“I felt like It’s the best opportunity for me, for my career, to grow myself as a player. I thought this was the place I wanted to be. I knew the players that were here; there’s some good players here and some good talent here, so it just felt like a good spot.”
One of those good players is, of course, Zion Williamson. The last time Dawkins and the league’s newest No. 1 pick shared a court, they played leading roles in what was the best UCF game in any sport during the 2018-19 athletic year.
However, It’s a game that Aubrey — like his father — will likely never watch.
“It’s a heartbreak every time.”
But Dawkins doesn’t need to see the UCF-Duke NCAA Tournament classic on TV to be reminded of it.
“Obviously, being a teammate with Zion, it comes up pretty often. ... Just fun banter back and forth. It’s been hilarious, but it’s all in fun.”
Dawkins was pretty thin on specifics, so I asked if, for example, he ever tells Zion that he played better than him that day. A laugh escapes before he responds: “Nah, nah, nah. He played a great game, too. He willed them to a win, so ....”
As he trails off, I remind Dawkins that Williamson’s own coach, Mike Krzyzewski, called him the best player on the floor. There’s no shying away from that praise.
“That he did. That he did.”

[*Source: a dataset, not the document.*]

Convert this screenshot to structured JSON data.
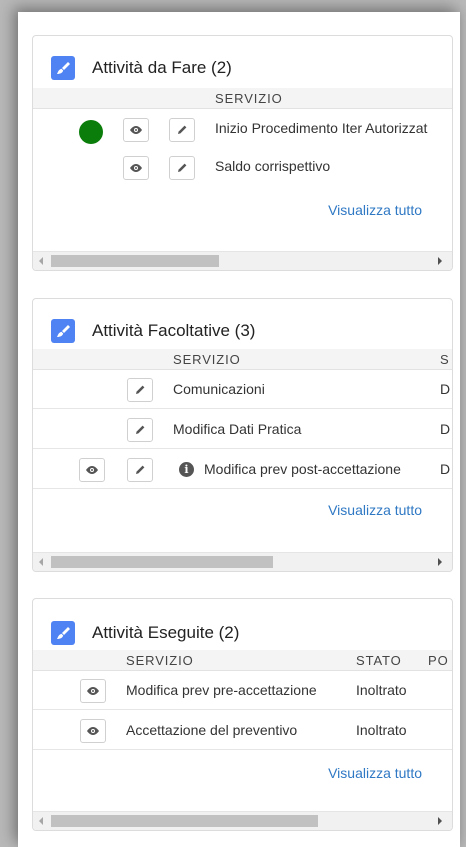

Dawkins admits that everything will feel a little different Friday night, but he’s trying not to overthink it. After all, it’s still just basketball. And he has traveled quite a road — being almost completely overlooked coming out of high school; going from Northern California to New Hampshire to Michigan and to UCF in order to chase his dreams; dealing with more than two years away from the game in the process; experiencing the utmost highs and lows in college basketball — to get to this point. Now it’s time for his NBA career to begin.
“I’m grateful for it all. I have no regrets about it,” he said. “... Everything I’ve gone through will only help and benefit me in the long run.”